"This is a great scheme and it's one that I really started feeling completely comfortable in late last season. I was healthy, finally (Celek had shoulder surgery following his rookie season) and I felt like I fit in and did what they wanted me to do," said Celek. "The playoffs is when it really clicked for me. I would say it started in that Dallas game and then carried through the playoffs. It's a little bit of a faster game and the crowds are different and the coaching is different in the playoffs, and to get the chances I got, that really helped my confidence. There are no doubts now. I feel like I'm getting better every day, that I belong in this offense and that I can do a lot of things to help."
As with everyone else, Celek understood the landscape at tight end moving forward. He had "a feeling" that L.J. Smith would not return. And he knew that he would be "the guy," barring the acquisition of a veteran in the off-season.
The Eagles did add to the position, drafting Cornelius Ingram and signing converted defensive end Eugene Bright. The Eagles' actions at the position clearly showed their faith that Celek would be a good starter, that he would be able to catch and run and block and be a productive player at tight end.
"I told myself last year, once I became the starter, 'I don't want to lose this job.' Going into the off-season, I said, 'I'm going to do everything right,' so I started eating right, I've worked out as much as I possibly can without overtraining and I knew I needed to work on getting faster, getting a little bit stronger.

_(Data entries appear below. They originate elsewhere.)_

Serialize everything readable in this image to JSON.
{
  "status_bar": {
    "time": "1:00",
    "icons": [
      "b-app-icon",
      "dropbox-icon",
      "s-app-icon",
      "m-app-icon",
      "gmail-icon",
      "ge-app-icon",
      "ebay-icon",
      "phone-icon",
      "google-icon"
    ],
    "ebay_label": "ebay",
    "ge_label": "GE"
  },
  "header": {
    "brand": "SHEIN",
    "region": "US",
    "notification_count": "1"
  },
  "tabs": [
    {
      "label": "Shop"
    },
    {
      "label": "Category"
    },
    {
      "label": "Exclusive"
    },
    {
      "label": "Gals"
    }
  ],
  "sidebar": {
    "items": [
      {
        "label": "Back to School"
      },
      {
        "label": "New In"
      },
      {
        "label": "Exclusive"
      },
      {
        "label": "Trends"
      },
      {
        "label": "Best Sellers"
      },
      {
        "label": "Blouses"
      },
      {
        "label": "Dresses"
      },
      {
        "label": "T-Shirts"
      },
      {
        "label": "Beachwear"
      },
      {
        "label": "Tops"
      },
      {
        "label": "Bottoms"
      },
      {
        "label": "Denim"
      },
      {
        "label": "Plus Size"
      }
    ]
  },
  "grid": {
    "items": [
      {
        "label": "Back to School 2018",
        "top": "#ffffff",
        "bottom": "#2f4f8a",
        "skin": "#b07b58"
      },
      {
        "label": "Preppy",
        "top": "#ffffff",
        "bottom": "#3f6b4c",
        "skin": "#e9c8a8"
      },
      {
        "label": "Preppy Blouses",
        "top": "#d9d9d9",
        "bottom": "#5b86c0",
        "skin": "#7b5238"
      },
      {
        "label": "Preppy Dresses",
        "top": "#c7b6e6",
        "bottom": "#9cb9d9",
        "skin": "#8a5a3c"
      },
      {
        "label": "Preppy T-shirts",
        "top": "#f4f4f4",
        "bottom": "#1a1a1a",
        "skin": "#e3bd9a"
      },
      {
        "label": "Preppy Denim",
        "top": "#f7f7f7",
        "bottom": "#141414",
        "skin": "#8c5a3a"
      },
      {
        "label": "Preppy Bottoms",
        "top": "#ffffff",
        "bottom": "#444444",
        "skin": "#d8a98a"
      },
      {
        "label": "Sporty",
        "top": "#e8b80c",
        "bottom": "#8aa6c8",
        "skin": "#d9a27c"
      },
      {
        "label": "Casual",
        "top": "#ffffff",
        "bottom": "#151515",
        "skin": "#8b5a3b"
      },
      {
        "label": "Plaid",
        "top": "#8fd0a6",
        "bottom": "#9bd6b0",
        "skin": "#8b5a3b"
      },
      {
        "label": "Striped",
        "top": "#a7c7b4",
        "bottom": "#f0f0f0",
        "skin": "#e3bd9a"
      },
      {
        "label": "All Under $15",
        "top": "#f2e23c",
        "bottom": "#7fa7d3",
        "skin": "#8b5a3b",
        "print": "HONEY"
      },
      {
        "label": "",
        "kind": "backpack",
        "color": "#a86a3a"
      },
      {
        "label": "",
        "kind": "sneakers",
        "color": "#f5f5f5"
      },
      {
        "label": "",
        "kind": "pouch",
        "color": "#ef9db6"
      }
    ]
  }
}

That's what I've been doing.
"I'm at about 250 pounds, right about where I want to be. I'm better toned. The weight that is going on is good weight. I feel great."
Celek knows he has work ahead. The speed part of his off-season is next and he'll concentrate on sprinting and more running and, yeah, continuing to build strength. He knows he has to improve as a blocker -- he has heard that *so *many times -- and he has to keep his focus.
There are still three months to go before training camp kicks in, so a lot of improvement is on the way for Celek. Once the pads go on, everybody is going to watch how he runs, how he catches, the routes he takes and, yeah, the blocking.
Always the blocking.
"I agree that I need improvement there," said Celek. "I know I can do it. I struggled with that early last year, and once I got into the starting role I think I picked it up a little bit. It is something that I'm going to get into this year and I'm going to do great with it. I'm going to get better. It's not a strength thing. It's technique. It is about being consistent and working at it, and I'm going to work and work at it. I'm going to make myself into the best player I can be."
Celek is a lot like former Eagles Pro Bowl tight end Chad Lewis, although Celek is a stronger player and a better runner after the catch. Lewis' strength was that he ran great routes and almost never dropped a pass. He was a go-to receiver in a small window for quarterback Donovan McNabb.
The Eagles didn't get that kind of consistency from Smith, who signed with Baltimore as a free agent. Now Celek is up. His time is now. He has the chance to do what kids dream about: Taking another step forward in the NFL. Having a starting job and making sure to take the most from the moment.
"I'm enjoying this so much. I love putting in the time, working as hard as I can. Not a lot of guys get this chance," said Celek, "and I intend to do everything I can to make it work for the team and for myself."